Refractory coeliac disease, a deadly form of the autoimmune condition, has received its first dedicated support from NHS England with the setting up of a Rare Disease Collaborative Network (RDCN) to accelerate research and treatment into this life-threatening condition.
Coeliac disease is relatively common, with one in 100 people in the UK experiencing the condition, and can be successfully treated with a gluten-free diet for life. Refractory coeliac disease affects 2–5% of these patients. They do not get better on a gluten-free diet and are more likely to develop a specific types of cancer, including intestinal lymphoma (pictured) and small bowel cancer, with fatal consequences.
Professor David Sanders from Sheffield will lead the Network, working alongside Dr Jeremy Woodward at the collaborating centre in Cambridge. The RDCN will be looking to drive improvements in patient outcomes through greater understanding of refractory coeliac disease.
Professor Sanders said “The outlook for patients with refractory coeliac disease has been very poor, with a 50% life expectancy beyond five years. The support from NHS England is wonderful as it will allow us an opportunity to work collectively on improving this awful situation for our patients.”
RDCNs have been set up by the government recently as part of its Strategy for Rare Diseases, with a vision to lead to improved outcomes for patients with very rare diseases which have a prevalence of less than one in 10,000 of the population.
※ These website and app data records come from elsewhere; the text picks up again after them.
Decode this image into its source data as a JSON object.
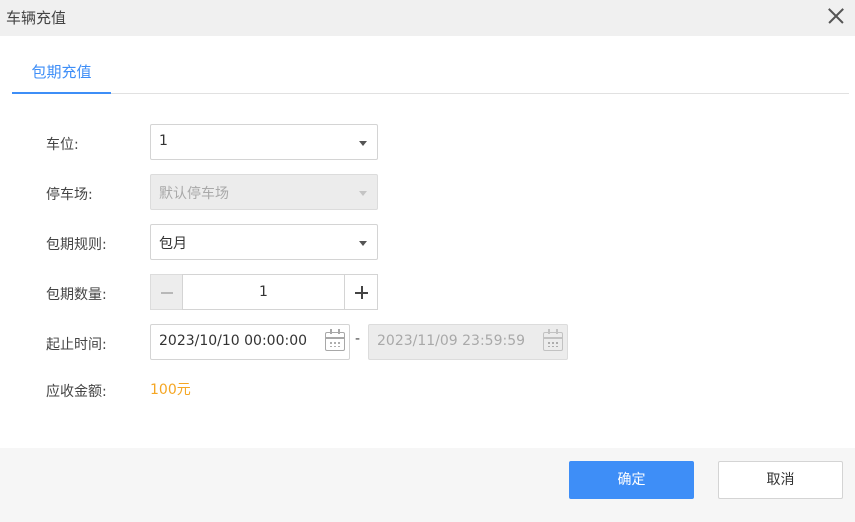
{
  "dialog": {
    "title": "车辆充值"
  },
  "tabs": [
    {
      "label": "包期充值",
      "active": true
    }
  ],
  "form": {
    "space": {
      "label": "车位:",
      "value": "1"
    },
    "parking_lot": {
      "label": "停车场:",
      "value": "默认停车场",
      "disabled": true
    },
    "period_rule": {
      "label": "包期规则:",
      "value": "包月"
    },
    "period_count": {
      "label": "包期数量:",
      "value": "1"
    },
    "time_range": {
      "label": "起止时间:",
      "start": "2023/10/10 00:00:00",
      "separator": "-",
      "end": "2023/11/09 23:59:59",
      "end_disabled": true
    },
    "amount": {
      "label": "应收金额:",
      "value": "100元"
    }
  },
  "footer": {
    "ok_label": "确定",
    "cancel_label": "取消"
  },
  "icons": [
    "close-icon",
    "caret-down-icon",
    "minus-icon",
    "plus-icon",
    "calendar-icon"
  ],
  "colors": {
    "accent": "#3e8ef7",
    "amount": "#f5a623",
    "disabled_bg": "#ececec"
  }
}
Earlier this year Coeliac UK, the largest independent charity for people who need to live gluten-free, launched a research fund and accompanying fundraising appeal, aiming to raise £5 million to change the future for people with coeliac disease and gluten-related autoimmune conditions.